There will be free parking for spectators in the Special Events Lot
at the University of Richmond.
Davenport Pro Squash Champs Draw World’s Top Pros ...
Richmond, VA – Squash professionals from around the world are
converging on Richmond for the 2008 Davenport Professional Squash
Championship which will be held in a high visibility glass-walled
court at the University of Richmond’s Millhiser Gym February
25th to March 1st.
“This draw is will be the strongest draw anywhere in the U.S. this
year and probably one of the top six strongest draws anywhere in the
world in 2008,” says tournament director Gus Cook, who is
also the head squash pro at the Country Club of Virginia.
“With $80,000 in prize money, we have achieved super series status,”
adds fundraising chairman David Hetherington. “It’s a strong
statement to the global squash community that Richmond is on the map
with London, Hong Kong and New York City.”
“When I talk to the international pros they all remark about how
much they enjoy coming to Richmond because it’s so friendly here,”
says Cook. “They like the city and they like the welcoming
atmosphere at the University of Richmond campus. As this tournament
has grown, the enthusiasm of the host families, volunteers,
spectators and sponsors has made a big impression on them. It’s one
of their favourite stops.”
The top 12 world ranked players that have committed to play are:
Ramy Ashour, Egypt, world #2; Greg Gaultier, France,
world # 3; David Palmer, Australia, world #4; James
Willstrop, England, world #6; Thierry Lincou, France,
world #7; Karim Darwish, Egypt, world #8; John White,
Scotland, world #9; Wael El Hindi, Egypt, world #10 and
In total, eight of the world’s top 10 and 16 of the top 25 players

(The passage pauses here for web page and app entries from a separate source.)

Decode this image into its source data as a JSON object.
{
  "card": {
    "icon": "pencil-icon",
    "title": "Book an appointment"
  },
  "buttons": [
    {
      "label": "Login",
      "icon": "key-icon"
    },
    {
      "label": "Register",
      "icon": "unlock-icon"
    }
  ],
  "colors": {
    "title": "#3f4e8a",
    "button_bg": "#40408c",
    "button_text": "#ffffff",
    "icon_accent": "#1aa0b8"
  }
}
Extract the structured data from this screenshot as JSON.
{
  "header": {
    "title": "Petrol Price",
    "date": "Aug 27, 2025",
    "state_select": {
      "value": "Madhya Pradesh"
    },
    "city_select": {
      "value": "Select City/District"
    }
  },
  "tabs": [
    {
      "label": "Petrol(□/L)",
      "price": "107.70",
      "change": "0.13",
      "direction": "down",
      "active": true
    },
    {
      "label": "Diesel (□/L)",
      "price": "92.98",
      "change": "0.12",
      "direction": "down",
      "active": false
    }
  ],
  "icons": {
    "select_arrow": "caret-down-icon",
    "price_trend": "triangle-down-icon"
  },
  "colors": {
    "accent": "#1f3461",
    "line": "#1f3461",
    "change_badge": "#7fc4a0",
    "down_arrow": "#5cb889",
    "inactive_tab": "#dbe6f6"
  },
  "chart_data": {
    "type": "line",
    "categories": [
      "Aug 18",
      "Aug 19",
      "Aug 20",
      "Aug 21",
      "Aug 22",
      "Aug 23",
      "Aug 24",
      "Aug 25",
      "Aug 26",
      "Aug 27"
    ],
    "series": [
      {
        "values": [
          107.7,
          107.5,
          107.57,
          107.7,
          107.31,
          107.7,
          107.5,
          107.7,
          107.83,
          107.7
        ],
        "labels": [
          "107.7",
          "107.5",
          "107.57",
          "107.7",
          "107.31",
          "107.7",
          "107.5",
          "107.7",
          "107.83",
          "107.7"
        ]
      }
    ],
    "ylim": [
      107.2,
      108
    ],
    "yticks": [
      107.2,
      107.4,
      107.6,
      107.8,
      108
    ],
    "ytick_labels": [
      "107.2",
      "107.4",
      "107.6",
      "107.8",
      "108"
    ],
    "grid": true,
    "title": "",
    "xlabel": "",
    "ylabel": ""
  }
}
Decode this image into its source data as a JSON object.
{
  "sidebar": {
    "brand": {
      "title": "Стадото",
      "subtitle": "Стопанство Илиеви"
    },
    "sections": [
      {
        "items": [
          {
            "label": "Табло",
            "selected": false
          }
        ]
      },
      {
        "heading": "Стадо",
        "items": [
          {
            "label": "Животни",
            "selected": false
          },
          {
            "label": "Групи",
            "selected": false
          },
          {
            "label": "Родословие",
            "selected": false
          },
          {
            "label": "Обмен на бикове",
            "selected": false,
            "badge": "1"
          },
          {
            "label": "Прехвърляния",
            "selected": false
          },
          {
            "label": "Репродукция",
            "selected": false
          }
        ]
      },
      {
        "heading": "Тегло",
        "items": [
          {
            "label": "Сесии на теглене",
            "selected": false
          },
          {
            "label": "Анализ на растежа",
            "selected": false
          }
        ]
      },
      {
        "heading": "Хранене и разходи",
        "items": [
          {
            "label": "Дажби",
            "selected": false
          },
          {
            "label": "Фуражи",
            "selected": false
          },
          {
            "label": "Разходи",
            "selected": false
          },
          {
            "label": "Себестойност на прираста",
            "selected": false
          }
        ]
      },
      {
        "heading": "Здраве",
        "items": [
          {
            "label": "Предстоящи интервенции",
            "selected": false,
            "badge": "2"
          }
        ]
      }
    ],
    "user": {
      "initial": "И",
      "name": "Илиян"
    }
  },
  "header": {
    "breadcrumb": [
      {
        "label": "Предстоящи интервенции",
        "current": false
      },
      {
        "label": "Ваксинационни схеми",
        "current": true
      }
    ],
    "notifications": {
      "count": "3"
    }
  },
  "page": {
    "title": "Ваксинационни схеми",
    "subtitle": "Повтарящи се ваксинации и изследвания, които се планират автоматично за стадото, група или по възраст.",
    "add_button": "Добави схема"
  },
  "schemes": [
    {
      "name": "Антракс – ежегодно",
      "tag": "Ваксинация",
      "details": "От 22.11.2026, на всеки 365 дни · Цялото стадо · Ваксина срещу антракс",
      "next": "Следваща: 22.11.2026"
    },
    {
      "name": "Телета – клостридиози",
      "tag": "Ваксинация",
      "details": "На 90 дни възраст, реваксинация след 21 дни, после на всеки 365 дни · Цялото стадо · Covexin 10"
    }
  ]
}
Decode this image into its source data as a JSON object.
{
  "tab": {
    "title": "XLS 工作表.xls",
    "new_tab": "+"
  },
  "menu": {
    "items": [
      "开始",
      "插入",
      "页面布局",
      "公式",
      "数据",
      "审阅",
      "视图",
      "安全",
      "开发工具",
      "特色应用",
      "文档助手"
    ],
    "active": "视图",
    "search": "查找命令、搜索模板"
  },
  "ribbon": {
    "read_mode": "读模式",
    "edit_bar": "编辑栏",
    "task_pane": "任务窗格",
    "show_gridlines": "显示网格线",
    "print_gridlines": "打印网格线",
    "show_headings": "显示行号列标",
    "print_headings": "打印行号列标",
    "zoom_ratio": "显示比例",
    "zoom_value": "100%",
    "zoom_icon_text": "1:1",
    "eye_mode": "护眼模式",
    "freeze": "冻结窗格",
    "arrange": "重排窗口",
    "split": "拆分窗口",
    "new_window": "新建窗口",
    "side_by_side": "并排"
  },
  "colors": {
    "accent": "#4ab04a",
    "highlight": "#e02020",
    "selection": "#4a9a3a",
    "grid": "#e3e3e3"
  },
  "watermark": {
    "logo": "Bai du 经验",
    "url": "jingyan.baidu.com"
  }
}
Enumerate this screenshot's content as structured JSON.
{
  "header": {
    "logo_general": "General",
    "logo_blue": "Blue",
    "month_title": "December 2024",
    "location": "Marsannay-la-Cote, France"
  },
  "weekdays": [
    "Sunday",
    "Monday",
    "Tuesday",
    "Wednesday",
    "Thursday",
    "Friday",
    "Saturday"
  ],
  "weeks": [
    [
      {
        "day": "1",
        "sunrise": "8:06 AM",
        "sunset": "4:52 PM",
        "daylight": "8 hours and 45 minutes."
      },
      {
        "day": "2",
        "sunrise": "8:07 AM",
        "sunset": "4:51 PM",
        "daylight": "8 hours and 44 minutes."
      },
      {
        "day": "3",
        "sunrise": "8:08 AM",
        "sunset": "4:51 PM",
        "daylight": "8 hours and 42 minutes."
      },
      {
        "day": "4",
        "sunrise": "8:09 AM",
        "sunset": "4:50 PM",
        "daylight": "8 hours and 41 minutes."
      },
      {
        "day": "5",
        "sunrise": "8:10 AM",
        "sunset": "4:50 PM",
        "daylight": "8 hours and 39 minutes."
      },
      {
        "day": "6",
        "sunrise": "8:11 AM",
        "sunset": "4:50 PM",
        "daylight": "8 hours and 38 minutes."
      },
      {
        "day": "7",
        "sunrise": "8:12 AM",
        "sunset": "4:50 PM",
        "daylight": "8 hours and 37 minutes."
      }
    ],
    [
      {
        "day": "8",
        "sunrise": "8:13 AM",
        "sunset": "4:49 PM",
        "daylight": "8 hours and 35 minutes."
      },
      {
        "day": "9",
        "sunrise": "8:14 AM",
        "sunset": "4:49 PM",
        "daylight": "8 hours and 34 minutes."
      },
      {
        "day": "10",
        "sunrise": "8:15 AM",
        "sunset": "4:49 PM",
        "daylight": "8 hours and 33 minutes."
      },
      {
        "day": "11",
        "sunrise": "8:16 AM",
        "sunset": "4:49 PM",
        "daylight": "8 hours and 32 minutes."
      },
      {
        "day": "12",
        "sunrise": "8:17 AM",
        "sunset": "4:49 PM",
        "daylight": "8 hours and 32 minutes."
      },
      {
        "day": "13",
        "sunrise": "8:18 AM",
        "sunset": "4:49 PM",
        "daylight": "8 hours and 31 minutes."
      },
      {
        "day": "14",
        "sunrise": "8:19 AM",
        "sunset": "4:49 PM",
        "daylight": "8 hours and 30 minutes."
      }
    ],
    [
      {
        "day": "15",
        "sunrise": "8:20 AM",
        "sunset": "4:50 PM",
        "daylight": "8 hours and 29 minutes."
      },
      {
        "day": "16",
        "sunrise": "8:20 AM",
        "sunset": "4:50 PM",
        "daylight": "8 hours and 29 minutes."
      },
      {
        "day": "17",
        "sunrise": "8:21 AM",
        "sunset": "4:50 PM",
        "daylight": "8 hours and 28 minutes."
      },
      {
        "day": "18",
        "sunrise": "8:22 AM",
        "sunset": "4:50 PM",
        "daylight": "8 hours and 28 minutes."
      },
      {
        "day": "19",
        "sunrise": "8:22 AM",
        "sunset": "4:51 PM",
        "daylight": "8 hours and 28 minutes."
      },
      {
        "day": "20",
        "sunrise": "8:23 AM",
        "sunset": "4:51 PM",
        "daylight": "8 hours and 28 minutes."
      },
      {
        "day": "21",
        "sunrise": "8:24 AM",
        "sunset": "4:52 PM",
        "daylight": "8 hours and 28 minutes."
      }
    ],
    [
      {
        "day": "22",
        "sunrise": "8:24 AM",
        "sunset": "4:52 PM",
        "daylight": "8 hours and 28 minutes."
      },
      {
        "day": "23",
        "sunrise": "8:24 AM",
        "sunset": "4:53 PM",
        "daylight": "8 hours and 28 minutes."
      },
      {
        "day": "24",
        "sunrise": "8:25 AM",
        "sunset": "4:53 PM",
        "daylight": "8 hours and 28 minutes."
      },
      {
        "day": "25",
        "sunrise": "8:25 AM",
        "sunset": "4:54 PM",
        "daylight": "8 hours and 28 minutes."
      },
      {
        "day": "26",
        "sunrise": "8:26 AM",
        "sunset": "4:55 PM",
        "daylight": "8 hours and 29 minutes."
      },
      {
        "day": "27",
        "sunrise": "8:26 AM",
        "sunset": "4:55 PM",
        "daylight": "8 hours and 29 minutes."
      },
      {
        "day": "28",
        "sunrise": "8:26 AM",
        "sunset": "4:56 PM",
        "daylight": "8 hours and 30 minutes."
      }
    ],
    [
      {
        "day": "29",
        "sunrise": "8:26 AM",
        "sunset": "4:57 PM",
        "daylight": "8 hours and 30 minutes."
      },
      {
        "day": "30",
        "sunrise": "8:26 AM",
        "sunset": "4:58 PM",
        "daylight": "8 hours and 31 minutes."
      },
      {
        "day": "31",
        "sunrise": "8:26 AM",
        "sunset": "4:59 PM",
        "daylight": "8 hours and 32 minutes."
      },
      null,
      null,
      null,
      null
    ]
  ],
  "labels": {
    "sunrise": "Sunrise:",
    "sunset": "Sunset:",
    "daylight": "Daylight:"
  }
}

will compete. Richmond’s standout squash player, Patrick Chifunda,
who is ranked 112th in the world will be the local favourite to
Preview on Richmond.com